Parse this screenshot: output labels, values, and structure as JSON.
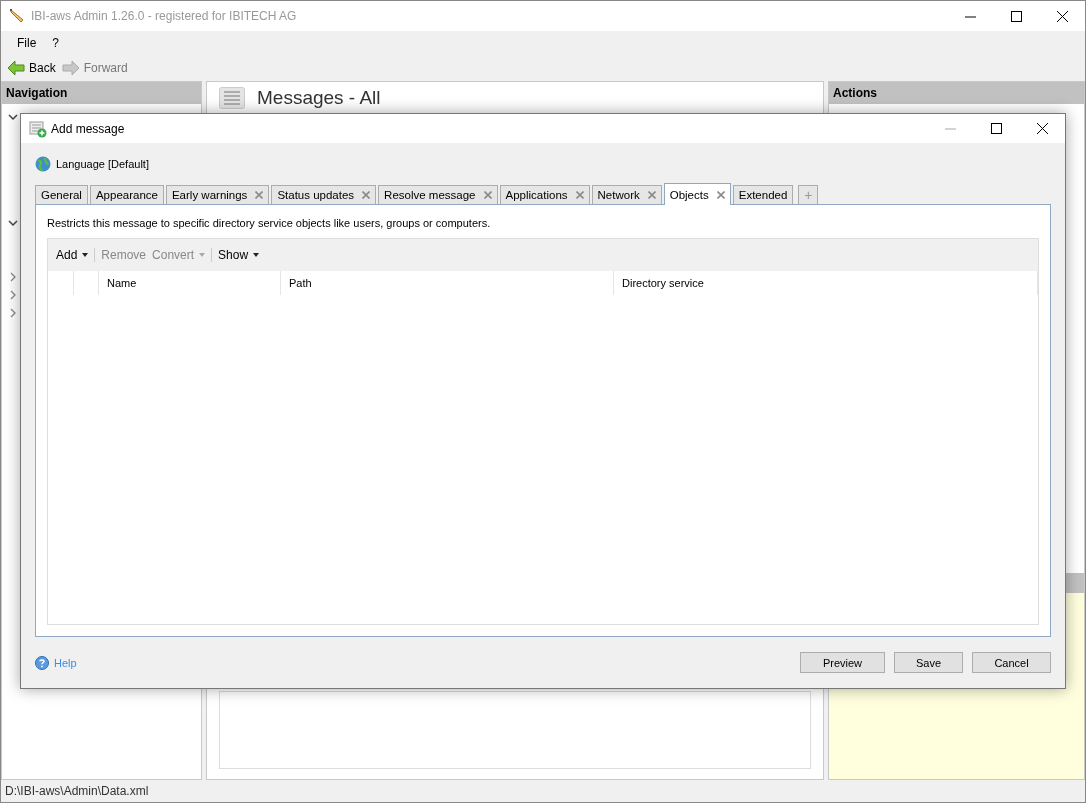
{
  "window": {
    "title": "IBI-aws Admin 1.26.0 - registered for IBITECH AG"
  },
  "menu": [
    {
      "label": "File"
    },
    {
      "label": "?"
    }
  ],
  "toolbar": [
    {
      "label": "Back",
      "disabled": false
    },
    {
      "label": "Forward",
      "disabled": true
    }
  ],
  "navigation": {
    "title": "Navigation"
  },
  "content": {
    "title": "Messages - All"
  },
  "actions": {
    "title": "Actions"
  },
  "dialog": {
    "title": "Add message",
    "language": "Language [Default]",
    "tabs": [
      {
        "label": "General",
        "closable": false,
        "selected": false
      },
      {
        "label": "Appearance",
        "closable": false,
        "selected": false
      },
      {
        "label": "Early warnings",
        "closable": true,
        "selected": false
      },
      {
        "label": "Status updates",
        "closable": true,
        "selected": false
      },
      {
        "label": "Resolve message",
        "closable": true,
        "selected": false
      },
      {
        "label": "Applications",
        "closable": true,
        "selected": false
      },
      {
        "label": "Network",
        "closable": true,
        "selected": false
      },
      {
        "label": "Objects",
        "closable": true,
        "selected": true
      },
      {
        "label": "Extended",
        "closable": false,
        "selected": false
      }
    ],
    "add_tab": "+",
    "description": "Restricts this message to specific directory service objects like users, groups or computers.",
    "object_toolbar": [
      {
        "label": "Add",
        "dropdown": true,
        "disabled": false,
        "separator_after": true
      },
      {
        "label": "Remove",
        "dropdown": false,
        "disabled": true,
        "separator_after": false
      },
      {
        "label": "Convert",
        "dropdown": true,
        "disabled": true,
        "separator_after": true
      },
      {
        "label": "Show",
        "dropdown": true,
        "disabled": false,
        "separator_after": false
      }
    ],
    "table": {
      "columns": [
        "Name",
        "Path",
        "Directory service"
      ]
    },
    "help": "Help",
    "buttons": [
      "Preview",
      "Save",
      "Cancel"
    ]
  },
  "status_bar": "D:\\IBI-aws\\Admin\\Data.xml"
}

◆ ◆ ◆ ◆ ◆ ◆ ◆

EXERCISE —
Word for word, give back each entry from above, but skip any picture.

RESPONSE TO THE TASK —
Parse this screenshot: output labels, values, and structure as JSON.
{
  "window": {
    "title": "IBI-aws Admin 1.26.0 - registered for IBITECH AG"
  },
  "menu": [
    {
      "label": "File"
    },
    {
      "label": "?"
    }
  ],
  "toolbar": [
    {
      "label": "Back",
      "disabled": false
    },
    {
      "label": "Forward",
      "disabled": true
    }
  ],
  "navigation": {
    "title": "Navigation"
  },
  "content": {
    "title": "Messages - All"
  },
  "actions": {
    "title": "Actions"
  },
  "dialog": {
    "title": "Add message",
    "language": "Language [Default]",
    "tabs": [
      {
        "label": "General",
        "closable": false,
        "selected": false
      },
      {
        "label": "Appearance",
        "closable": false,
        "selected": false
      },
      {
        "label": "Early warnings",
        "closable": true,
        "selected": false
      },
      {
        "label": "Status updates",
        "closable": true,
        "selected": false
      },
      {
        "label": "Resolve message",
        "closable": true,
        "selected": false
      },
      {
        "label": "Applications",
        "closable": true,
        "selected": false
      },
      {
        "label": "Network",
        "closable": true,
        "selected": false
      },
      {
        "label": "Objects",
        "closable": true,
        "selected": true
      },
      {
        "label": "Extended",
        "closable": false,
        "selected": false
      }
    ],
    "add_tab": "+",
    "description": "Restricts this message to specific directory service objects like users, groups or computers.",
    "object_toolbar": [
      {
        "label": "Add",
        "dropdown": true,
        "disabled": false,
        "separator_after": true
      },
      {
        "label": "Remove",
        "dropdown": false,
        "disabled": true,
        "separator_after": false
      },
      {
        "label": "Convert",
        "dropdown": true,
        "disabled": true,
        "separator_after": true
      },
      {
        "label": "Show",
        "dropdown": true,
        "disabled": false,
        "separator_after": false
      }
    ],
    "table": {
      "columns": [
        "Name",
        "Path",
        "Directory service"
      ]
    },
    "help": "Help",
    "buttons": [
      "Preview",
      "Save",
      "Cancel"
    ]
  },
  "status_bar": "D:\\IBI-aws\\Admin\\Data.xml"
}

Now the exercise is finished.